- **Records for the exercise**
============================================================

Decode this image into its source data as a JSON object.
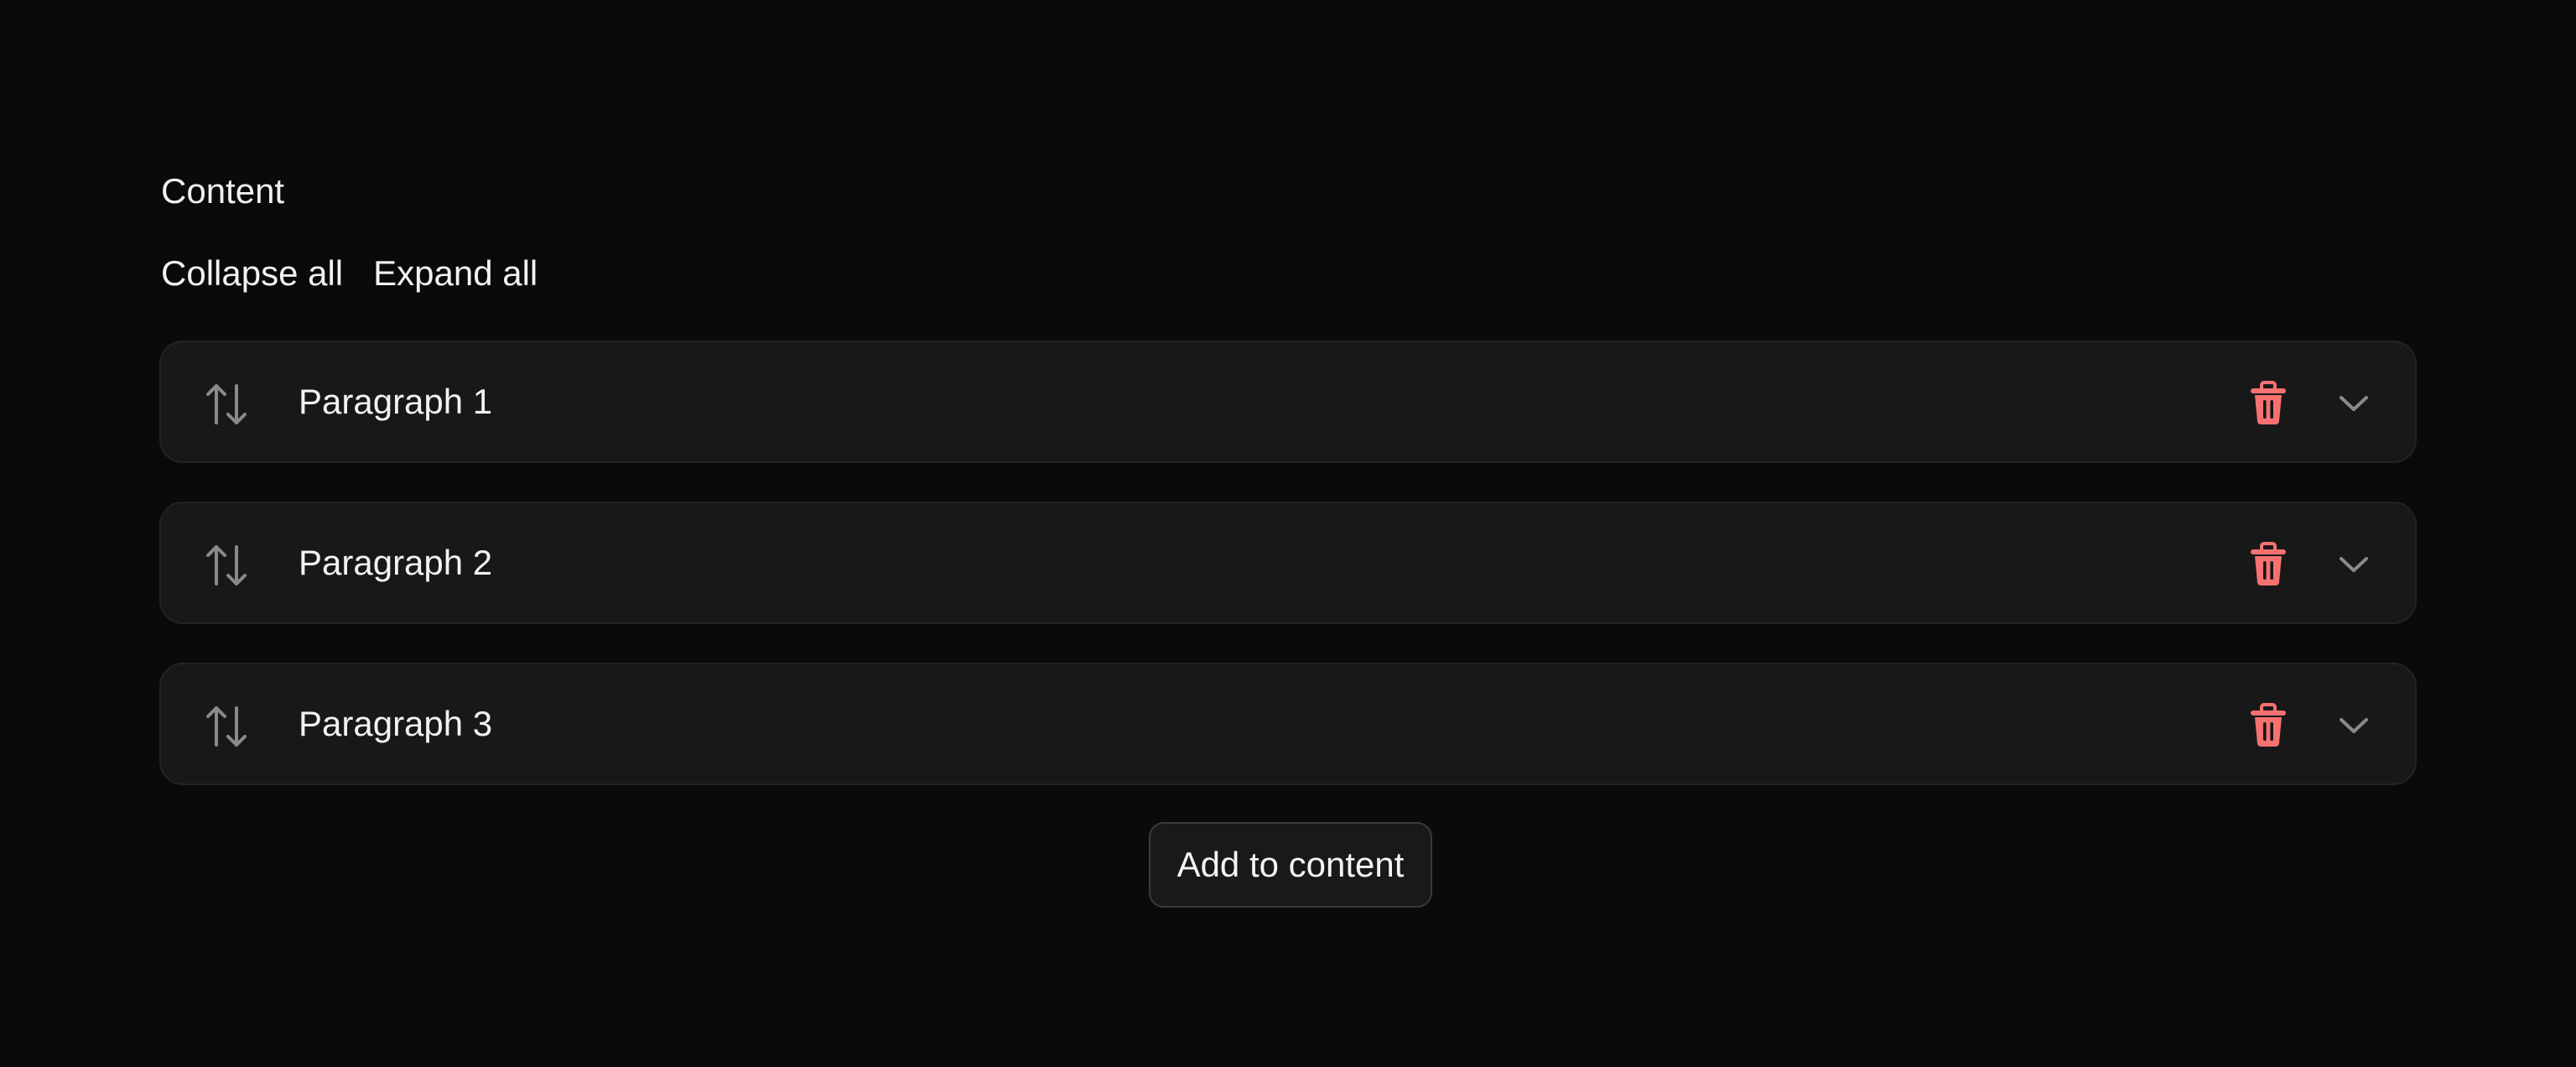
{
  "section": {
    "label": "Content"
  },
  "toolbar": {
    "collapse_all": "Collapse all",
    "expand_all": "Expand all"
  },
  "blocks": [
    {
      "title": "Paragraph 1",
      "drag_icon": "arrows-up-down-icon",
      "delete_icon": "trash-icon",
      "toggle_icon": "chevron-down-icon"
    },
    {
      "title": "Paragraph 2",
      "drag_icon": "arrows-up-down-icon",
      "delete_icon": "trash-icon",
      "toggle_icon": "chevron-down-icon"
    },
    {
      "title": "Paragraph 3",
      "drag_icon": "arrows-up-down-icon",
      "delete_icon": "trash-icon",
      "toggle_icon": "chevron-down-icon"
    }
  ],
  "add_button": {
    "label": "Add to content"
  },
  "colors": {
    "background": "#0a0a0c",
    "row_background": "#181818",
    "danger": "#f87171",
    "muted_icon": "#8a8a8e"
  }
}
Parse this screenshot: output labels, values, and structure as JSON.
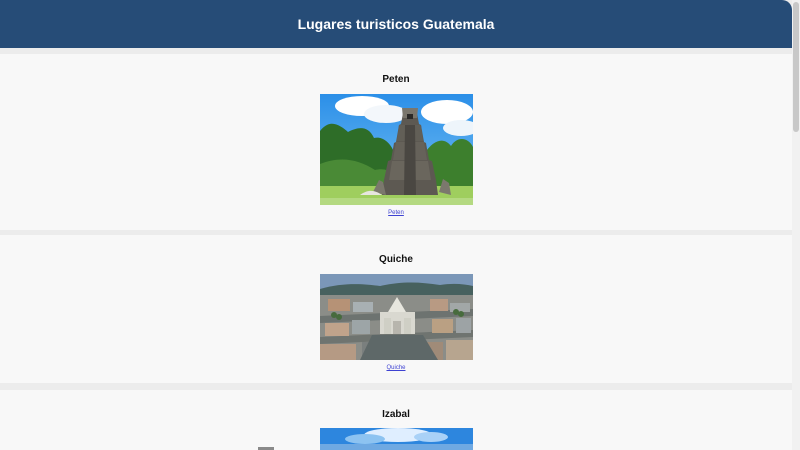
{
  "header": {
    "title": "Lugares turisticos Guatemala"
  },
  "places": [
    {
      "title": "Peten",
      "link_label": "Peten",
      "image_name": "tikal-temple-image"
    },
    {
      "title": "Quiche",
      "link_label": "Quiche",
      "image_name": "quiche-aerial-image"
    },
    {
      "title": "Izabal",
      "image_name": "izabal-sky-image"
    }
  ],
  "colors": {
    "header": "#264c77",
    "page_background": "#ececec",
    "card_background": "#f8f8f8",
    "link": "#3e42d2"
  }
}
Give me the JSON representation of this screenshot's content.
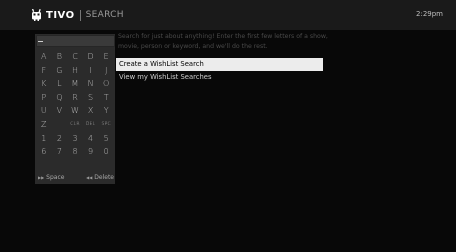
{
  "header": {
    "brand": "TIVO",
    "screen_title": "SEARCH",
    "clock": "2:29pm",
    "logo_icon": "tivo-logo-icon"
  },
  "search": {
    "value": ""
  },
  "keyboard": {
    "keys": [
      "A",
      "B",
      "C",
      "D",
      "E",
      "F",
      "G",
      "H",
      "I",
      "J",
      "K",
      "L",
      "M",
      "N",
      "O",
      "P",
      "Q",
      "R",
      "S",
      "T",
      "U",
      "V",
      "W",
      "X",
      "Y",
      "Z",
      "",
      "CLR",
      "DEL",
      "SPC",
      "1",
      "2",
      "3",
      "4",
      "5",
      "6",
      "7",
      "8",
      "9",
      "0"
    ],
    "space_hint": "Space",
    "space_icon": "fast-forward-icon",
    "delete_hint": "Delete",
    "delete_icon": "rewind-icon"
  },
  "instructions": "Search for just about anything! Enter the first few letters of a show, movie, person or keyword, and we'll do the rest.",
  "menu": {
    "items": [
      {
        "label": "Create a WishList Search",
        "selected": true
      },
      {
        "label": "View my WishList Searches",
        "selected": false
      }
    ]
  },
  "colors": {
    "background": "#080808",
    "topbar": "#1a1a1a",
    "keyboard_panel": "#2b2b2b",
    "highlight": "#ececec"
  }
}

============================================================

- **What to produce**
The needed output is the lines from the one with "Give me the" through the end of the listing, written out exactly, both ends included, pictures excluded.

- **The completed task**
Give me the JSON representation of this screenshot's content.
{
  "header": {
    "brand": "TIVO",
    "screen_title": "SEARCH",
    "clock": "2:29pm",
    "logo_icon": "tivo-logo-icon"
  },
  "search": {
    "value": ""
  },
  "keyboard": {
    "keys": [
      "A",
      "B",
      "C",
      "D",
      "E",
      "F",
      "G",
      "H",
      "I",
      "J",
      "K",
      "L",
      "M",
      "N",
      "O",
      "P",
      "Q",
      "R",
      "S",
      "T",
      "U",
      "V",
      "W",
      "X",
      "Y",
      "Z",
      "",
      "CLR",
      "DEL",
      "SPC",
      "1",
      "2",
      "3",
      "4",
      "5",
      "6",
      "7",
      "8",
      "9",
      "0"
    ],
    "space_hint": "Space",
    "space_icon": "fast-forward-icon",
    "delete_hint": "Delete",
    "delete_icon": "rewind-icon"
  },
  "instructions": "Search for just about anything! Enter the first few letters of a show, movie, person or keyword, and we'll do the rest.",
  "menu": {
    "items": [
      {
        "label": "Create a WishList Search",
        "selected": true
      },
      {
        "label": "View my WishList Searches",
        "selected": false
      }
    ]
  },
  "colors": {
    "background": "#080808",
    "topbar": "#1a1a1a",
    "keyboard_panel": "#2b2b2b",
    "highlight": "#ececec"
  }
}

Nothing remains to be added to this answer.